**What the task requires**
If a line in the records below contains the word "batch", copy it out.

-------- The data

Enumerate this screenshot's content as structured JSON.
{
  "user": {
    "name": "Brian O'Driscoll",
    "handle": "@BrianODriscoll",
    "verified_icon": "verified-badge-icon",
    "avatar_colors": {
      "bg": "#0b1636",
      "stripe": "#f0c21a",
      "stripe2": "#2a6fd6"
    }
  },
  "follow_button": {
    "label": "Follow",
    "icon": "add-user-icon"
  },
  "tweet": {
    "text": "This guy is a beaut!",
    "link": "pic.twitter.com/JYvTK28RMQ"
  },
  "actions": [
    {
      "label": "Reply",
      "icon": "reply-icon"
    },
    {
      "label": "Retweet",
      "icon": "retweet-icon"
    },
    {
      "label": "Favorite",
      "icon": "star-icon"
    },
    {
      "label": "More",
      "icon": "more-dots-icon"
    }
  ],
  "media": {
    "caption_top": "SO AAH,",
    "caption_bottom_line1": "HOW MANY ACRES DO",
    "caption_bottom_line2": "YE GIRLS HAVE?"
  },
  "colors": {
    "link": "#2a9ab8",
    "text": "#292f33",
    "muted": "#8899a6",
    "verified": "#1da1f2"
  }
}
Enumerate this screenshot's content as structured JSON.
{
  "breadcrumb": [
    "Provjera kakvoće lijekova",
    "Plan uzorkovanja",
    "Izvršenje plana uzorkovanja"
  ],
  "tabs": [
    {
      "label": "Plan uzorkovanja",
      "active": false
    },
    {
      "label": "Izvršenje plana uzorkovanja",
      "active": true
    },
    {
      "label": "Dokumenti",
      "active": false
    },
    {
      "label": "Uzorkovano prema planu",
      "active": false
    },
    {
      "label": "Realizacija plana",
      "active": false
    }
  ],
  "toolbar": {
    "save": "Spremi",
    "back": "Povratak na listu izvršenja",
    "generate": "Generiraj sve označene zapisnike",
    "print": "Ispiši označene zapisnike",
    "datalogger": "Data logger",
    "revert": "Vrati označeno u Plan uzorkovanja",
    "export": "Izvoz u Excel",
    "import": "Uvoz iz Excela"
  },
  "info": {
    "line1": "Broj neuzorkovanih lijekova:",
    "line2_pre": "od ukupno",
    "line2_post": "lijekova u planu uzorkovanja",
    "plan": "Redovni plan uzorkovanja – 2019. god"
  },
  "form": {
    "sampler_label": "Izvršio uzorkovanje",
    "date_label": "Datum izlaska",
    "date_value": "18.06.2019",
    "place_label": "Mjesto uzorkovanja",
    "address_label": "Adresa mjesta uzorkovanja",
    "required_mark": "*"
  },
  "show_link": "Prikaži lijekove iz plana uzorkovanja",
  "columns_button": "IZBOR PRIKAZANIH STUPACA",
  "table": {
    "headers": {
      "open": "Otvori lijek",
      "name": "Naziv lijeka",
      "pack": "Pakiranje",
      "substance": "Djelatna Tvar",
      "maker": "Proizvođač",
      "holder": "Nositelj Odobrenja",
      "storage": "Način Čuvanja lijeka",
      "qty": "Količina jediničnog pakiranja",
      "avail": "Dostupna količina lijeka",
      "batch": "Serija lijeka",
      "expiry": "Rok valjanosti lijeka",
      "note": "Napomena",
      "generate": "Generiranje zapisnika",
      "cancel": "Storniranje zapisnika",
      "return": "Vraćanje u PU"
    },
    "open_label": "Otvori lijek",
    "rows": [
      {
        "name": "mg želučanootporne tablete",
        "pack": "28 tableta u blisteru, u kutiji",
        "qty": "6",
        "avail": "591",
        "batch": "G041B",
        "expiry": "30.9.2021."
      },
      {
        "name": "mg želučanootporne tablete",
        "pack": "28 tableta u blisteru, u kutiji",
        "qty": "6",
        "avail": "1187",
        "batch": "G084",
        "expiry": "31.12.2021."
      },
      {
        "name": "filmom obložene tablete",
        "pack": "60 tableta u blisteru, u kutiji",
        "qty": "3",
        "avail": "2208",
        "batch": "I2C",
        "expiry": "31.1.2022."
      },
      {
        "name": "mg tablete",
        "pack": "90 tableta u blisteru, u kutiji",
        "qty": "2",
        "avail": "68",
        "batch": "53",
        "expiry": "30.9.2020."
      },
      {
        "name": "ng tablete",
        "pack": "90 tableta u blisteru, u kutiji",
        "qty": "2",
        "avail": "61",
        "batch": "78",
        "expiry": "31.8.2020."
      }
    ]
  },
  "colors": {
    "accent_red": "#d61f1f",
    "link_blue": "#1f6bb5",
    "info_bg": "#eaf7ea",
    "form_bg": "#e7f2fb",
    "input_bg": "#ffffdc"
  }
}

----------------
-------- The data

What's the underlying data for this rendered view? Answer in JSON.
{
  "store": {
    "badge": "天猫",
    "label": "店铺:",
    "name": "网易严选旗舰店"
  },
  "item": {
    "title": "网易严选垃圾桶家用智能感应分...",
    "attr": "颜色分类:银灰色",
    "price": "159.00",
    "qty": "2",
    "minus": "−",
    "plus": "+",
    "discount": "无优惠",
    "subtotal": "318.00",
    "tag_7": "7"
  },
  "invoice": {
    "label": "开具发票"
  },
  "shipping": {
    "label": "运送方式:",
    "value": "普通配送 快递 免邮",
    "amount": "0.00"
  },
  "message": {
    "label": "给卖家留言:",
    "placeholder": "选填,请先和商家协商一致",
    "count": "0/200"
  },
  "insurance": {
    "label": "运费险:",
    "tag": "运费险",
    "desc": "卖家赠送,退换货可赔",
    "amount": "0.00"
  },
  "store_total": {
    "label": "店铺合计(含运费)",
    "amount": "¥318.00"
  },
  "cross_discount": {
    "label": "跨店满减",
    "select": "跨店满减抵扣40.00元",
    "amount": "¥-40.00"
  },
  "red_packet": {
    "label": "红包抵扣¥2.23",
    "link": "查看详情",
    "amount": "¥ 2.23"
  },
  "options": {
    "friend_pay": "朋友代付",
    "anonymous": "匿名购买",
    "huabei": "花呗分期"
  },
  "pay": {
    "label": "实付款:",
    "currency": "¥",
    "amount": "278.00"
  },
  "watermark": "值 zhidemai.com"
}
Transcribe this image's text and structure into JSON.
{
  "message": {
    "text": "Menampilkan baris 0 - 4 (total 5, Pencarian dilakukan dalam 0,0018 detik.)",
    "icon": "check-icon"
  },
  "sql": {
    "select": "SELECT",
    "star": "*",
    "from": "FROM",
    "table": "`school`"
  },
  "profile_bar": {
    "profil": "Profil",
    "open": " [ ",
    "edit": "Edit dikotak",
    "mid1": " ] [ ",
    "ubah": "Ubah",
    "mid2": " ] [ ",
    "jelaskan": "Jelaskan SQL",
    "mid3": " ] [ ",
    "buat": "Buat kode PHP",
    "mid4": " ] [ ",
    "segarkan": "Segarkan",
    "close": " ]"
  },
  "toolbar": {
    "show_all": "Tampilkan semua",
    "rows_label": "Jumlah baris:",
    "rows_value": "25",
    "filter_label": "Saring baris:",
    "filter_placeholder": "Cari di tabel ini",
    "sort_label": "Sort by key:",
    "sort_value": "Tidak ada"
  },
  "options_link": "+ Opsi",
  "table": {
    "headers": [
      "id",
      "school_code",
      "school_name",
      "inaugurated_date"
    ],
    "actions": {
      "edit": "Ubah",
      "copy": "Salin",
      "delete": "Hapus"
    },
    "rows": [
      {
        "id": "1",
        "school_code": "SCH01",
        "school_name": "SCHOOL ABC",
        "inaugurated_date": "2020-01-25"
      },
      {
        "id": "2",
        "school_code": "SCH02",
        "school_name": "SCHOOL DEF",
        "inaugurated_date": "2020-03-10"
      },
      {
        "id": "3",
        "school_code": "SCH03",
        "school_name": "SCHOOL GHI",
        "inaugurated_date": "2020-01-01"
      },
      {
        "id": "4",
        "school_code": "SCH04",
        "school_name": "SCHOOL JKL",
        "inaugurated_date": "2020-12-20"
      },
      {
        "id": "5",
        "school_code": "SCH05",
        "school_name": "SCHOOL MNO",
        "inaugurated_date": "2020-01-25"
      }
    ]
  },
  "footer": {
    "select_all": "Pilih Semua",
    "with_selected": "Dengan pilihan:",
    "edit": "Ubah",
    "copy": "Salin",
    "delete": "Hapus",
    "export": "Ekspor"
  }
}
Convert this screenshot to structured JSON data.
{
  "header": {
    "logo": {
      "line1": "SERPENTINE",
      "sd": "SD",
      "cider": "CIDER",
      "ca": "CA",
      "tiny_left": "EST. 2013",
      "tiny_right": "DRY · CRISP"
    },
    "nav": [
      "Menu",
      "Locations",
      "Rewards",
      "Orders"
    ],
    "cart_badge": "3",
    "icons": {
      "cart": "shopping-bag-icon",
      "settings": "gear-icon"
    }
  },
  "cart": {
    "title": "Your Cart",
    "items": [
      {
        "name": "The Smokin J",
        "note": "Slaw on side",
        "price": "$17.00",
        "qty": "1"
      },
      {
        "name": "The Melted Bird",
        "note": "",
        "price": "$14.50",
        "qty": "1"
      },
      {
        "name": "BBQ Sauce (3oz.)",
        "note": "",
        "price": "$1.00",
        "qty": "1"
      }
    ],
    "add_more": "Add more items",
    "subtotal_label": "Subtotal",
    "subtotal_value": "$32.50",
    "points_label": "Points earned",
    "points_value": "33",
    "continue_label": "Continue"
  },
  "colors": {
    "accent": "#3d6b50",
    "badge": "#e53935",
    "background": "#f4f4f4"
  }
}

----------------

**Answer for the task**
      "batch": "Serija lijeka",
        "batch": "G041B",
        "batch": "G084",
        "batch": "I2C",
        "batch": "53",
        "batch": "78",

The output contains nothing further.